_Entries provided_:
__________

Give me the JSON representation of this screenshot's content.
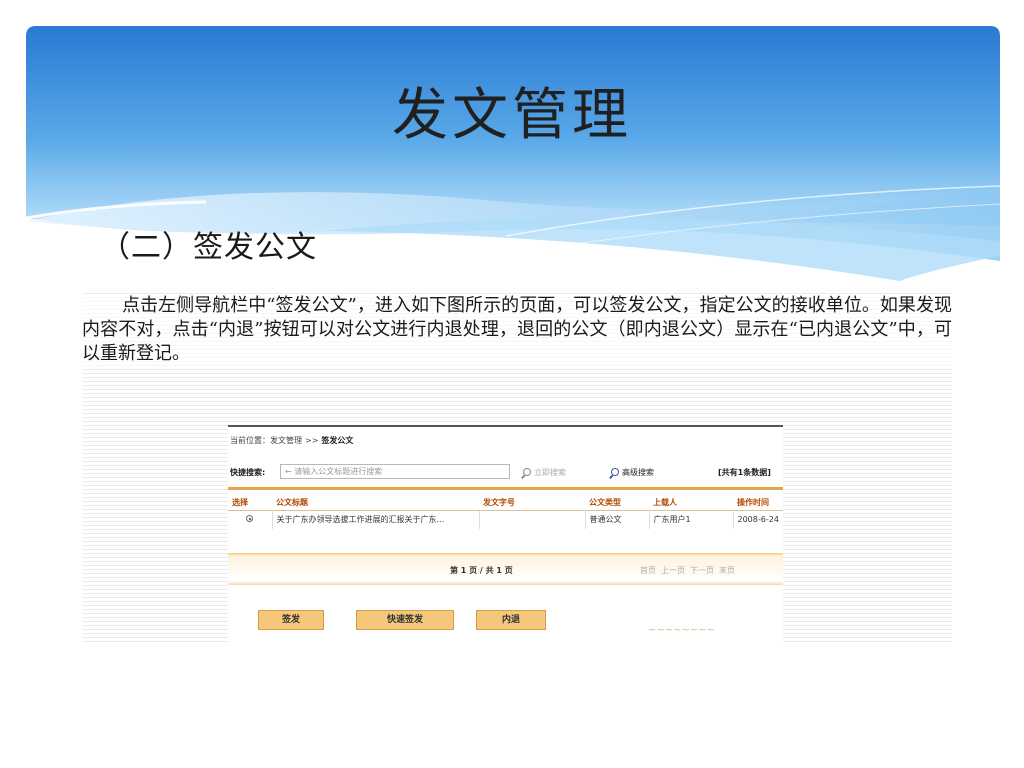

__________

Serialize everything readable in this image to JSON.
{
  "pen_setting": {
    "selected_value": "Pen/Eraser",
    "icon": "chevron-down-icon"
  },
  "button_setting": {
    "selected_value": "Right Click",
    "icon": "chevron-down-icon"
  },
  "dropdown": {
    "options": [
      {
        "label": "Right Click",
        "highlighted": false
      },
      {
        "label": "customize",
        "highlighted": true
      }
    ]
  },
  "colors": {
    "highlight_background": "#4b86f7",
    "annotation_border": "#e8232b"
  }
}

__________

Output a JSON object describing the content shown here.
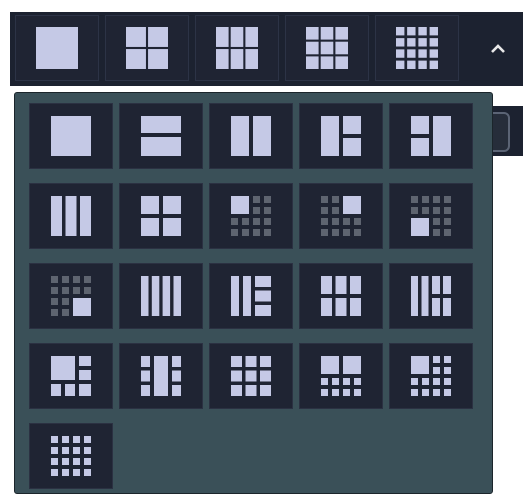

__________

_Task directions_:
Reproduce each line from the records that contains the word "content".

_Result of this task_:
Give me the JSON representation of this screenshot's content.
Output a JSON object describing the content shown here.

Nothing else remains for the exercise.